The two articles presented in this series represent both the basic and advanced capabilities of MDI treatment. As both cases illustrate, MDIs provide dentists with a valuable tool for denture stabilization, proving versatile enough to be used in everyday cases or in very challenging treatments such as the one shown here. Their affordability, small size, and minimally invasive nature give them capabilities that traditional implants simply can’t match.
Eleven years ago, skeptics of MDI treatments were numerous and vocal. I continue to know doctors who do not believe in MDIs, and that is, of course, their choice. However, I believe that in the nottoo- distant future, MDIs will be as common as amalgams and offered routinely by most dentists. The benefits for patients are too great to overlook, and I believe that MDIs are one of the finest solutions you can offer to patients who have lost or are losing their natural teeth.
[i] Todorovic A, Markovic A, Šcepanovic M.Stability and peri-implant bone resorption of the mini implants as complete lower denture retainers [Espertise Scientific Facts brochure]. St. Paul, MN: 3M ESPE; 2012.

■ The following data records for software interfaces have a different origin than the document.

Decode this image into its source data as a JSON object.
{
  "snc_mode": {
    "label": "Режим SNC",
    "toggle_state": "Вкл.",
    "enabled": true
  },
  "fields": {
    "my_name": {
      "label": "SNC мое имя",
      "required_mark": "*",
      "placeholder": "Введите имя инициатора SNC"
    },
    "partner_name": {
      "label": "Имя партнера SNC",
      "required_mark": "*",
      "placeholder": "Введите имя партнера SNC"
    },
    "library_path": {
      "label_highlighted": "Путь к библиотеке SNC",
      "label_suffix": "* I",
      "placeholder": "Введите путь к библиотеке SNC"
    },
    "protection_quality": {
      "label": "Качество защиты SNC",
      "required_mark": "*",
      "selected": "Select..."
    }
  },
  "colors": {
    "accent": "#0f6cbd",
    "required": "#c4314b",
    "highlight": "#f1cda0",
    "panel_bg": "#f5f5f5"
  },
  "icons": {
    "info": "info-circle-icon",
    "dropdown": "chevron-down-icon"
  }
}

[ii] Shatkin TE, Shatkin S, Oppenheimer BD, Oppenheimer AJ. Mini dental implants for long-term fixed and removable prosthetics: a retrospective analysis of 2514 implants placed over a five-year period. Compend Contin EducDent. 2007;28(2):92-101.